Blumenthal serves as president of The Commonwealth Fund, a private foundation with a mission of promoting a high-quality healthcare system that grants people greater access to more efficient and better-quality health care, according to its website.
The Commonwealth Fund defines high-cost patients as “those who account for a high proportion of healthcare spending,” according to its website, and high-need patients as individuals “who have three or more chronic diseases and a functional limitation in their ability to care for themselves or perform routine daily tasks.”
High-cost, high-need patients, which make up five percent of the U.S. population, account for 49 percent of healthcare spending, Blumenthal told the audience of about 30 students and faculty at the lecture.
“High-cost, high-need patients are all around us,” Blumenthal said. “They are not just in your patient population.

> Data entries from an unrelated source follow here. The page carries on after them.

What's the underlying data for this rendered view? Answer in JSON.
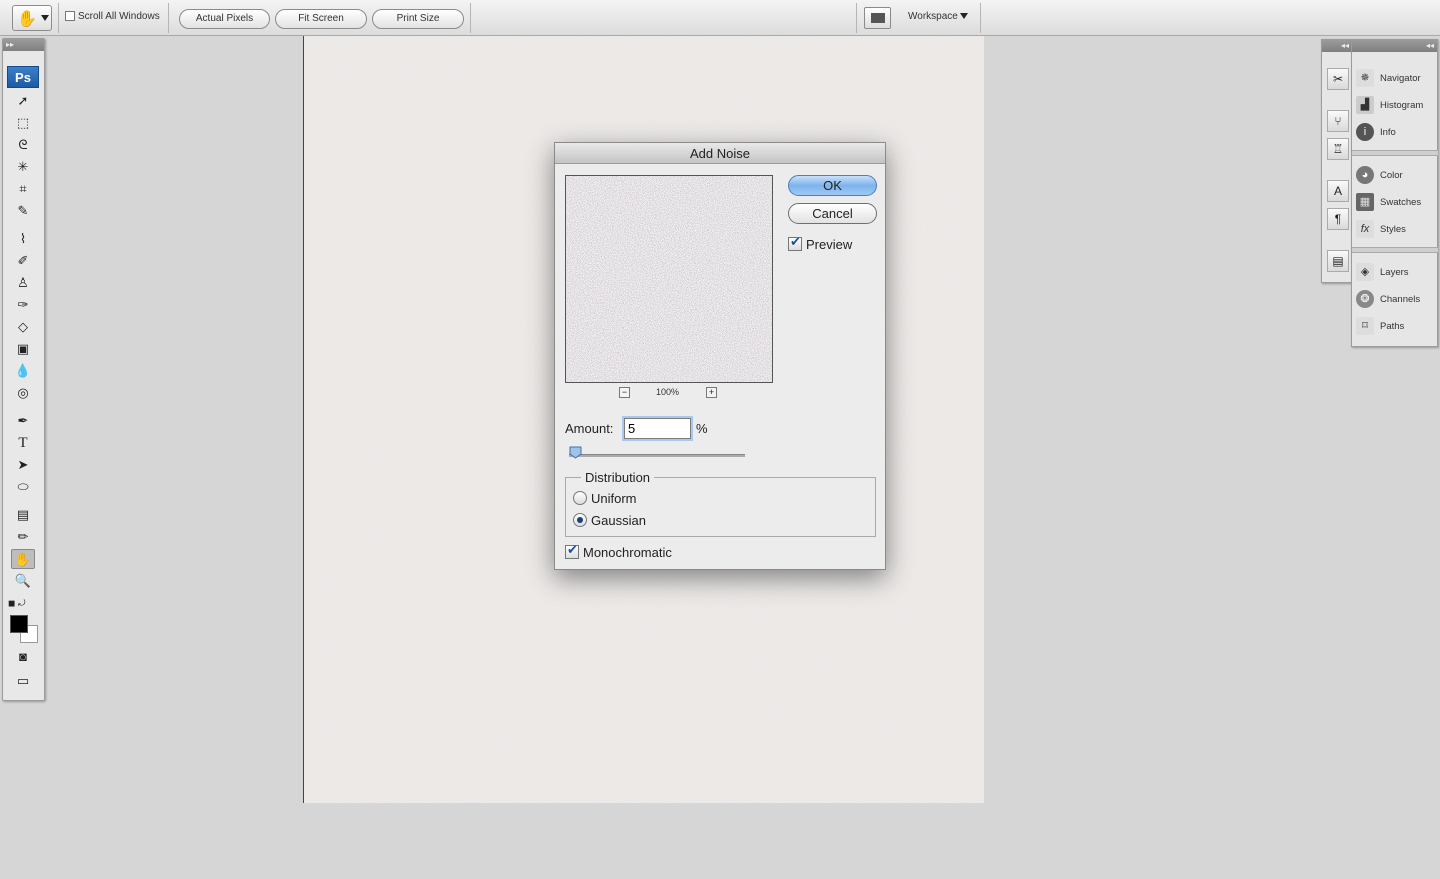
{
  "options_bar": {
    "scroll_all_windows": "Scroll All Windows",
    "buttons": [
      "Actual Pixels",
      "Fit Screen",
      "Print Size"
    ],
    "workspace": "Workspace"
  },
  "tools_panel": {
    "logo": "Ps",
    "icons": [
      "move-tool",
      "marquee-tool",
      "lasso-tool",
      "magic-wand-tool",
      "crop-tool",
      "slice-tool",
      "healing-brush-tool",
      "brush-tool",
      "clone-stamp-tool",
      "history-brush-tool",
      "eraser-tool",
      "gradient-tool",
      "blur-tool",
      "dodge-tool",
      "pen-tool",
      "type-tool",
      "path-selection-tool",
      "shape-tool",
      "notes-tool",
      "eyedropper-tool",
      "hand-tool",
      "zoom-tool"
    ],
    "foreground_color": "#000000",
    "background_color": "#ffffff"
  },
  "panels": {
    "group1": [
      "Navigator",
      "Histogram",
      "Info"
    ],
    "group2": [
      "Color",
      "Swatches",
      "Styles"
    ],
    "group3": [
      "Layers",
      "Channels",
      "Paths"
    ]
  },
  "dialog": {
    "title": "Add Noise",
    "ok": "OK",
    "cancel": "Cancel",
    "preview_label": "Preview",
    "preview_checked": true,
    "zoom": "100%",
    "zoom_out": "−",
    "zoom_in": "+",
    "amount_label": "Amount:",
    "amount_value": "5",
    "amount_unit": "%",
    "distribution_label": "Distribution",
    "uniform_label": "Uniform",
    "gaussian_label": "Gaussian",
    "selected_distribution": "Gaussian",
    "monochromatic_label": "Monochromatic",
    "monochromatic_checked": true,
    "accent_color": "#7eb3ec"
  }
}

They are our grandparents, our parents, our aunts and uncles, sometimes our sisters and brothers, and sometimes even our children.”
Blumenthal said he thinks the current healthcare system underserves disadvantaged populations by failing to create effective systems to oversee and coordinate care. And when healthcare fails, Blumenthal said, high-cost, high-need patients suffer.
“They are particularly vulnerable to the idiosyncrasies of our healthcare system because they use it so much, so they are much more likely to suffer quality and safety problems,” Blumenthal said.
Blumenthal said after the lecture that medical professionals need to learn how to help patients despite the flaws in healthcare organization.
“They are going to be practicing medicine in a system that is way too expensive and not sufficiently protective of health,” Blumenthal said. “Learning about how to allocate resources better is really important for physicians.”
Understanding the plight of underprivileged patient populations, Blumenthal said, is not just a U.S. issue.
“All around the world, developed countries are dealing with the same problem in aging and population with more chronic illness,” Blumenthal said. “The need to manage those patients better is a worldwide problem for developed and, increasingly, for developing countries.”
BUSM Dean Karen Antman said after the lecture that learning about such disadvantaged populations may encourage medical students to increasingly shift their focus to the patients that need the most help.
“Maybe you will change your education if you know that it is going to be important for you to be managing the sickest of the sick,” Antman said. “We actually take care of a lot of the patients that he was describing — older, sicker and poor.”
Several of the students and faculty who listened to Blumenthal’s lecture said they believe it is important to understand how high-cost, high-need patients are affected by the healthcare system.
Briana Roberge, a first-year graduate student in the School of Public Health, said she thinks it is important to learn about disadvantaged patient populations in order to treat them effectively.
“I imagine that it is really important for [medical students] to understand this population because they service them a lot — especially in the cities,” Roberge said.
BUSM professor emeritus Alan Meyers said he believes medical students must understand the challenges faced by high-cost patients in paying for care.
“As much as we would like to focus all of our attention on the clinical care or on the patient, if you’re a responsible clinician, you need to know what are the barriers that your patients are going to face in accessing the care that you’re recommending,” Meyers said.
Esther Moberg, a research project manager in the Henry M. Goldman School of Dental Medicine, said she thinks medical students need to understand how the healthcare system will affect their own attempts to help patients.
“It is important [for students] to understand the culture they are walking into,” Moberg said. “It is also important to lobby for their education system to be changed so they are able to deal with the changing healthcare system they will be walking into, which will probably be impacted in the changing cost system.”